Here is the curious thing about such similarities: Is a Serra drawing that resembles the sculptures a representation of the sculptures it resembles (or at least a representation of the sculptural practice which produced them)? Because the drawings look so much like his sculptural practice, do they, via backdoor or frontdoor, become images thereof? I began to wonder if the sculptures are the originals and the drawings the copies. Even if we put the sculptures and the drawings on an even footing, how can we express in words what we do or do not understand about the translation or mediation of a single artistic enterprise over dual media with such single-minded purpose that the resemblances start to seem uncanny? I do not know, but I would like to. These are the kinds of serious questions that Serra's drawings provoke, but, for better or for worse, it takes a long familiarity with Serra's other work before such questions come into view.
There are other pleasures, cerebral and otherwise, in the exhibition. The later works, from the last decade or so, add a new dimension—literally—to his drawings: depth. In the out-of-round series from 1999, Serra applied the paintstick through a screen or strainer so that it massed on the paper in three dimensions. Up close, the low-relief massed paint resembles a lunar landscape viewed through a powerful microscope, as seen below.
out-of-round X (1999) reminded me of Damien Hirst's apocalyptic works with dead flies. In another work, Black Tracks (2002), the circles of paint look like choppy ocean stormwaves frozen in black time. However much one knows these drawings are meant to be non-representational, the mind does want to form images sometimes.
How important is knowing then? If I think of flies where I know no 'picture-making' whatsoever—let alone pictures of flies—is intended, am I doing something wrong? What if one knows nothing going in and supplies one's own meanings from random associations, as in E.M. Forster's famous essay 'Not Looking at Pictures', where, of course, Forster wants us to do a bit more work than that?
Notwithstanding special cases like Serra's sculptures, whose elemental simplicity seems to provide the fewest obstacles to any audience, art is hard. It demands study. In an era when other major museums are sometimes cluttered with rubbish to appeal to crowds who don't really care about art ('Star Wars: The Magic of Myth' at the Brooklyn Museum, or Tim Burton's 'art' at the MoMA), the Met should be congratulated for mounting such a difficult, inaccessible show.
I don't mean to sound contrarian or elitist in saying this, but I am glad that Serra's drawings are not a widely 'accessible' exhibition. They will baffle, annoy, maybe even repulse some people. They are opaque, mysterious. It is good that they are so and that many people will stumble into the show and not know what the hell they are looking at or why. I have always taken it as an article of faith that we benefit from having to deal with difficult, challenging material.

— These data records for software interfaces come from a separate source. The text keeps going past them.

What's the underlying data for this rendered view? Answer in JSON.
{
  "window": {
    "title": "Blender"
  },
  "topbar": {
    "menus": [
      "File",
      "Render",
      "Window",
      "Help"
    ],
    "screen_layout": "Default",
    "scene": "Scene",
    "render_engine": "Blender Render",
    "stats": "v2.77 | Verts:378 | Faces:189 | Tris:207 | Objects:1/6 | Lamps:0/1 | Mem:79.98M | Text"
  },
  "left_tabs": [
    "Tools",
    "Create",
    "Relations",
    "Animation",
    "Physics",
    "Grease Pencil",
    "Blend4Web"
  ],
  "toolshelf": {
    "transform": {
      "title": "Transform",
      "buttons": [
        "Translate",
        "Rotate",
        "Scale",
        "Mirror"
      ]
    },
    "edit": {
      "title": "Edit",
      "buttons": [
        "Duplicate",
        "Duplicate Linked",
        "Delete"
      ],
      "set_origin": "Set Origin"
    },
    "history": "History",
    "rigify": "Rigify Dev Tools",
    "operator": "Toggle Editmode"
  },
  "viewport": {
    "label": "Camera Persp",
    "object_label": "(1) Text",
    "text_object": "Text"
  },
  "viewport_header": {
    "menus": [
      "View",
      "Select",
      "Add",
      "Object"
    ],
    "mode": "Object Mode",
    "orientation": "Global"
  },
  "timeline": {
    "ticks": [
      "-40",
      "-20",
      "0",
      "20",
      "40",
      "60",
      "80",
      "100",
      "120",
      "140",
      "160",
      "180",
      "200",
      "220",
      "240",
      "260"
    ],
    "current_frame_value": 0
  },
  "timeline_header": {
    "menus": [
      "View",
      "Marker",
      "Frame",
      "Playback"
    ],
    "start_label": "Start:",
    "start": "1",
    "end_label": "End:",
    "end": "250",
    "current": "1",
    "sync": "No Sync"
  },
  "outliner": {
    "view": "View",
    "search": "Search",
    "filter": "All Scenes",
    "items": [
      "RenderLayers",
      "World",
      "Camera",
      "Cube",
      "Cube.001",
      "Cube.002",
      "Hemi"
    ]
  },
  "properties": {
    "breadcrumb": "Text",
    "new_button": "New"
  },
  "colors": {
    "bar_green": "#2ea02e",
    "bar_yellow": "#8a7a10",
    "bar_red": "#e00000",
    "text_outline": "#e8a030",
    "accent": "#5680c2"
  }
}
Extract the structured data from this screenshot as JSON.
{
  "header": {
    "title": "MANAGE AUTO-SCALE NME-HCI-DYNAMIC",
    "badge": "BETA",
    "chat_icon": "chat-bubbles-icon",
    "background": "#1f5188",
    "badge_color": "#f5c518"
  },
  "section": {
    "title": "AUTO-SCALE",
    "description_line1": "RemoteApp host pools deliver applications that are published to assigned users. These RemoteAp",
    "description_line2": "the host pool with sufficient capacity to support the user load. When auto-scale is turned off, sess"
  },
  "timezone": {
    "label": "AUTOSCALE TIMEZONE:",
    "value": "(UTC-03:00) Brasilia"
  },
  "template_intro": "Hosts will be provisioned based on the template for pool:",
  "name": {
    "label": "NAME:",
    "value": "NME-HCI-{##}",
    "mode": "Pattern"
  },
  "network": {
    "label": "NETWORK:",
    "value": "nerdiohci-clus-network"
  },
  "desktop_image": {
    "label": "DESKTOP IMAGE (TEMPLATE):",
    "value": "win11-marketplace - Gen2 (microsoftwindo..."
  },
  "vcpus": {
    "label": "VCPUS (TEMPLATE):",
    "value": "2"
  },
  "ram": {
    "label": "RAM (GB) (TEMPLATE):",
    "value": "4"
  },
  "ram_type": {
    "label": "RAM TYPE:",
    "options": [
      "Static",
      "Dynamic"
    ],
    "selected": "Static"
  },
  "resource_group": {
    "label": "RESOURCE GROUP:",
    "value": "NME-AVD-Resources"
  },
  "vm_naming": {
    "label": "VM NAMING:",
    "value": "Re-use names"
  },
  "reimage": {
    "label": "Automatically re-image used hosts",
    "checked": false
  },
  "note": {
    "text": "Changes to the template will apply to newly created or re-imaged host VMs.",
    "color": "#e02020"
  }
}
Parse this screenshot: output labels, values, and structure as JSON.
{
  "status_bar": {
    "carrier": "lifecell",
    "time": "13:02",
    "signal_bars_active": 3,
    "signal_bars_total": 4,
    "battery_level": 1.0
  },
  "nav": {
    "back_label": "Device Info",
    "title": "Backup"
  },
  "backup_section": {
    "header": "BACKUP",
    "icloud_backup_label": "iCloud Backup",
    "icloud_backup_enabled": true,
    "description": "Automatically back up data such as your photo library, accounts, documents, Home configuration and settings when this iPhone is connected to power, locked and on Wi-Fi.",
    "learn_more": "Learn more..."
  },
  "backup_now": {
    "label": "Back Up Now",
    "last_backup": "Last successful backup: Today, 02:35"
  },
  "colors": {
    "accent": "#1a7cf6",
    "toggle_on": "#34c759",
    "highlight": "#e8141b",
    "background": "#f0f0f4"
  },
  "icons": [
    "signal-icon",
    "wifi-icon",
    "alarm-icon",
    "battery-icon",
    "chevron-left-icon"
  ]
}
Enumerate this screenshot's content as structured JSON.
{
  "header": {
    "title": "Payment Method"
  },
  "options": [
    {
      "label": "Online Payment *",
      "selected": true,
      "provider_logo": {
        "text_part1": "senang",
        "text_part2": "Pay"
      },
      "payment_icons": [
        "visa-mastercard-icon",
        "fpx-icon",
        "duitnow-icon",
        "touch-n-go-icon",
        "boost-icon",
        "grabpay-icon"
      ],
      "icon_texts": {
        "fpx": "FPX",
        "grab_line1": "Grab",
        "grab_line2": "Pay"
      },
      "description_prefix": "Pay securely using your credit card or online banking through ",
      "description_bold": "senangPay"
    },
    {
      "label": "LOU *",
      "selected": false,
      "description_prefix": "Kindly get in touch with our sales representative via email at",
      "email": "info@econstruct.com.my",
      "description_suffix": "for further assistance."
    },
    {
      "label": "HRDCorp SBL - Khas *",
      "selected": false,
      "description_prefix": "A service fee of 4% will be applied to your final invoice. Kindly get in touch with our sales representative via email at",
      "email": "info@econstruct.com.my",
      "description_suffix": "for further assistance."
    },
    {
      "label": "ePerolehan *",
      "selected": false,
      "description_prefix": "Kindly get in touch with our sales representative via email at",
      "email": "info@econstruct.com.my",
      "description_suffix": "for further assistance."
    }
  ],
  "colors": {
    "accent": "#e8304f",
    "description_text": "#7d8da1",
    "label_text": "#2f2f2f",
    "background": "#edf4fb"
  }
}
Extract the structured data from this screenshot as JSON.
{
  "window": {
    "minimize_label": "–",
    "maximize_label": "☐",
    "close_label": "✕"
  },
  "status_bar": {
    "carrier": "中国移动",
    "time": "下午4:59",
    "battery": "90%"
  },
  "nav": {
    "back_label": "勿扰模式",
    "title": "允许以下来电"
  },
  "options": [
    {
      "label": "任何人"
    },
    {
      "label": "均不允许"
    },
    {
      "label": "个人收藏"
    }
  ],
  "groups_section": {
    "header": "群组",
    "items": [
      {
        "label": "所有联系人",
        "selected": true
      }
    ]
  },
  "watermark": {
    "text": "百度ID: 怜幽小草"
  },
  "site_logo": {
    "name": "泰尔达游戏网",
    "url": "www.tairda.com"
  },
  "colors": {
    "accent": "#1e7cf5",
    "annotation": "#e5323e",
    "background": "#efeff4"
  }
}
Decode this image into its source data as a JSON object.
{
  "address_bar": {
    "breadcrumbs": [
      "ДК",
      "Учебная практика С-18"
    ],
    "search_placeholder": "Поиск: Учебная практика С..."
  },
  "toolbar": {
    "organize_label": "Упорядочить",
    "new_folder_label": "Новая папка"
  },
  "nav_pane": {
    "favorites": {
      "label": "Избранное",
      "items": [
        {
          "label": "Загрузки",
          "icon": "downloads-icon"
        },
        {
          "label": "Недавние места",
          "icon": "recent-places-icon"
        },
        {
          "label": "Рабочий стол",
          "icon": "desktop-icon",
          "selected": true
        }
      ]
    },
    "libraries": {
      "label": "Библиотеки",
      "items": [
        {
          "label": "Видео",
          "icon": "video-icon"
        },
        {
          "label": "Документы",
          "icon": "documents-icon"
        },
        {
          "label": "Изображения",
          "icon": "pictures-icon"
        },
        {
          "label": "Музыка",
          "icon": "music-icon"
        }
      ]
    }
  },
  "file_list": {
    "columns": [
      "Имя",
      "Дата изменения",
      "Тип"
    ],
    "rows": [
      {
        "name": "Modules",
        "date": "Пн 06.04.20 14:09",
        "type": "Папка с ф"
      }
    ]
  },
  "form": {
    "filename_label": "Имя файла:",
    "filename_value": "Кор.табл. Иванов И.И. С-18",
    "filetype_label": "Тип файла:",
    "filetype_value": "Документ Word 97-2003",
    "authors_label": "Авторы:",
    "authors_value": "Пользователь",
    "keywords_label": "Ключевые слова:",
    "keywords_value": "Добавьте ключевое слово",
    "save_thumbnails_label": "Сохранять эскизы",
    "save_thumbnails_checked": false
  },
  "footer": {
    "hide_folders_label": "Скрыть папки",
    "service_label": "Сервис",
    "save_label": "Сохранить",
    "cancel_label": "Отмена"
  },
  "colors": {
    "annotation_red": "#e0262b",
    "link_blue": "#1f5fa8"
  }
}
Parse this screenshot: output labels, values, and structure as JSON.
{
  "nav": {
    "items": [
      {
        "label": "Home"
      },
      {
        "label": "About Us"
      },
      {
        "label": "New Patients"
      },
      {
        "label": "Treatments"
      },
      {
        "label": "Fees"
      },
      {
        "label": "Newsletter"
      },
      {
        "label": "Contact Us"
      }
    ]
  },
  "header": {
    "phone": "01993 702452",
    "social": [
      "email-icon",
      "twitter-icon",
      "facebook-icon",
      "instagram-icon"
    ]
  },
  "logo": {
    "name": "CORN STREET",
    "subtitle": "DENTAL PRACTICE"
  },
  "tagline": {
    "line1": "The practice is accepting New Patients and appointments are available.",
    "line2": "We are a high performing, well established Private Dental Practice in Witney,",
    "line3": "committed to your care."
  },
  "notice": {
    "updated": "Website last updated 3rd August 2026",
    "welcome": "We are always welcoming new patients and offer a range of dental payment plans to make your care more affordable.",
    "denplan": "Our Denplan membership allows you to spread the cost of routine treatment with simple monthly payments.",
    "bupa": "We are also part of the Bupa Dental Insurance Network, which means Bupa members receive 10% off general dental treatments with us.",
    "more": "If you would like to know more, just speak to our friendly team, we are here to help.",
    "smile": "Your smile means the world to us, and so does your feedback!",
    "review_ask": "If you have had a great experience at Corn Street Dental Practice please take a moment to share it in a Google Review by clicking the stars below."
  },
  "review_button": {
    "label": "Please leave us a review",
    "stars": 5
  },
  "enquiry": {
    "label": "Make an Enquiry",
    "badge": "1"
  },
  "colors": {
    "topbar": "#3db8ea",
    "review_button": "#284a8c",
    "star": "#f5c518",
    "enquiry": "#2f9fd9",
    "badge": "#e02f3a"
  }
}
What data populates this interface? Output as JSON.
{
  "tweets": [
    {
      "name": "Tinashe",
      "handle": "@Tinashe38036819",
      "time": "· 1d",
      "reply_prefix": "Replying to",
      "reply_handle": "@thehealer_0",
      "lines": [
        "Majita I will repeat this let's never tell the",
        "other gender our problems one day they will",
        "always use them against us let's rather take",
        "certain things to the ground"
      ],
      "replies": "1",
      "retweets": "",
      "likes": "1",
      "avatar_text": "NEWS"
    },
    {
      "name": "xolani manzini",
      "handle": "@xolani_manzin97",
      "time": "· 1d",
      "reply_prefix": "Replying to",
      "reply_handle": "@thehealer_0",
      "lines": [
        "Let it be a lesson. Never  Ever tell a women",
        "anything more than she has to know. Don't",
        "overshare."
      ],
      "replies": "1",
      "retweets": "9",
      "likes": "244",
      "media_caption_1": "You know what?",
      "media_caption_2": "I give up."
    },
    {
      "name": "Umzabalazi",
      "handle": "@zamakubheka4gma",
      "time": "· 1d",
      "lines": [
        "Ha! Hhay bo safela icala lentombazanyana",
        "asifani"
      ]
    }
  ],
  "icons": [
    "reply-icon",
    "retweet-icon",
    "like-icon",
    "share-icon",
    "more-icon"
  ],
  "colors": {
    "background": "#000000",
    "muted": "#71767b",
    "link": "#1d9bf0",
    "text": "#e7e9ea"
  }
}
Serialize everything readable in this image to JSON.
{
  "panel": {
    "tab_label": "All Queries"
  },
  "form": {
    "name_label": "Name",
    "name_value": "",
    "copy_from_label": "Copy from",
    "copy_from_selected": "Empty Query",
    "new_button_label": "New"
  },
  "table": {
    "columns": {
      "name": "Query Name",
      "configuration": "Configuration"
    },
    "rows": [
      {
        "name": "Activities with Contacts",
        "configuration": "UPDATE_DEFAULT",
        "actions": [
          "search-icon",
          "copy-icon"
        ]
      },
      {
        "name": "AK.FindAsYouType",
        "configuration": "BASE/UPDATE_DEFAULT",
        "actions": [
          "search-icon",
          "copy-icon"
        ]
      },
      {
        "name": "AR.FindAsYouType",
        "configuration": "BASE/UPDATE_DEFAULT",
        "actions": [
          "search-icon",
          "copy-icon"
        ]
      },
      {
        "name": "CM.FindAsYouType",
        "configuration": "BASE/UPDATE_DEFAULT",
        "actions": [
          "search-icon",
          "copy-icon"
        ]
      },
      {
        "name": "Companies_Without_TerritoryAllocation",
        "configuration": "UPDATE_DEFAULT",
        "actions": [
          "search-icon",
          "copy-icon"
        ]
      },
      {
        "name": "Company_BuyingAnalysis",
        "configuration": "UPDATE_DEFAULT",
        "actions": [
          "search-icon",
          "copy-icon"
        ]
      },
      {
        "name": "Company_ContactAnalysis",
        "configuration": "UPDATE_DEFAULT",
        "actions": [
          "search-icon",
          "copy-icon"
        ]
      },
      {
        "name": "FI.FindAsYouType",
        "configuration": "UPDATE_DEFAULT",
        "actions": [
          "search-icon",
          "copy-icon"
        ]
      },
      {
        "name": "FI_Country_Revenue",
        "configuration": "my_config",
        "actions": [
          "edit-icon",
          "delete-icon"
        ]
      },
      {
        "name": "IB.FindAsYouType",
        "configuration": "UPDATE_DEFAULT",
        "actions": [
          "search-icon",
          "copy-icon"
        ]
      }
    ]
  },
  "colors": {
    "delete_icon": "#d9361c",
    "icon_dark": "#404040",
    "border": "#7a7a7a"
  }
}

Admiring Serra's drawings really does require knowing a fair amount about him and the generation of American artists—Donald Judd, Dan Flavin et al.—who came of age with him. This high entry fee of knowledge is not a bad thing. Art should make us want to know more and to work for it. Art can make us feel weird, unpleasant things, including the sometimes unavoidable sensation that one just doesn't get it. That sensation of perplexity is the necessary first step toward learning.
Museums should provide all the study aids under the sun, but accessibility should not come at the cost of shunning difficulty. The artist worked hard; so should we. Serra's drawings call us to meet the artist halfway: to join him in the important work of thinking through difficulty towards understanding.
Richard Serra Drawing: A Retrospective will be on view at the Metropolitan Museum of Art through August 28, 2011.